Known as “the land of volcanoes,” El Salvador is the smallest Central American country (roughly the same size as New Jersey), but its reputation among specialty-coffee-growing regions has grown larger-than-life, especially since the early 2000s. While coffee was planted and cultivated here mostly for domestic consumption starting in the mid-1700s, it became a stable and significant crop over the next 100 years, notably increasing in national importance during the late 1800s, when the country’s indigo exports were threatened by the development and widespread marketability of synthetic dyes.
By the late 1970s coffee exports accounted for 50 percent of the GDP, but socioeconomic and political unrest hurled the country into civil war for more than a decade, and in the 1980s various land-redistribution projects and agrarian reform disjointed the coffee industry and caused the market to decline. Lacking the resources to continue farming, producers abandoned their coffee farms, and many were left overgrown and unharvested for years until a peace agreement was reached in the 1990s.
It is often said that the Cup of Excellence competition, which came to El Salvador in 2003, was the beginning of the new “wave” of interest in Salvadoran coffee, shining the first light on some of the special varieties the small country grows.
Orlando Aguilar comes from a coffee producing family, which has developed traditions in El Salvador. As a producer himself, he has focused on specialty coffee by working with strong varieties in an ideal climate with good, fertile soil. The harvest at Buena Vista farm is done selectively and by hand. After harvest, the coffee is fermented in sacks for 9–12 hours before being depulped, washed, and dried on raised beds for 10–13 days.
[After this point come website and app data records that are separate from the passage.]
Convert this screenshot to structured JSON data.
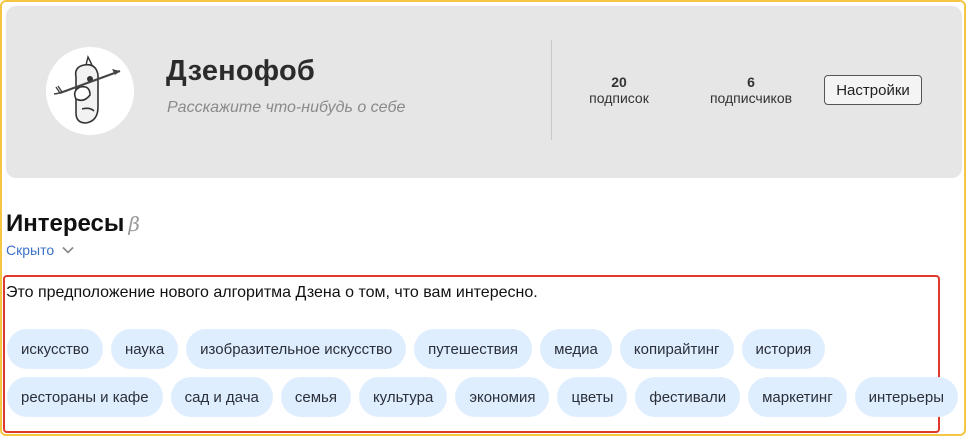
{
  "profile": {
    "name": "Дзенофоб",
    "about": "Расскажите что-нибудь о себе",
    "subscriptions": {
      "count": "20",
      "label": "подписок"
    },
    "followers": {
      "count": "6",
      "label": "подписчиков"
    },
    "settings_label": "Настройки"
  },
  "interests": {
    "title": "Интересы",
    "beta_mark": "β",
    "visibility_label": "Скрыто",
    "intro": "Это предположение нового алгоритма Дзена о том, что вам интересно.",
    "row1": [
      "искусство",
      "наука",
      "изобразительное искусство",
      "путешествия",
      "медиа",
      "копирайтинг",
      "история"
    ],
    "row2": [
      "рестораны и кафе",
      "сад и дача",
      "семья",
      "культура",
      "экономия",
      "цветы",
      "фестивали",
      "маркетинг",
      "интерьеры"
    ]
  },
  "colors": {
    "frame_border": "#f5c642",
    "highlight_border": "#e0392b",
    "tag_bg": "#dfeefe",
    "link": "#3b72c7"
  },
  "icons": {
    "avatar": "cartoon-face-arrow-icon",
    "visibility": "chevron-down-icon"
  }
}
Notes of Caramel, Red Berries, Lemon and Milk Chocolate.
Country El Salvador
Region Alotepec, Chalatenango
Farm Buena Vista
Altitude 1300 masl
Proc. Method Washed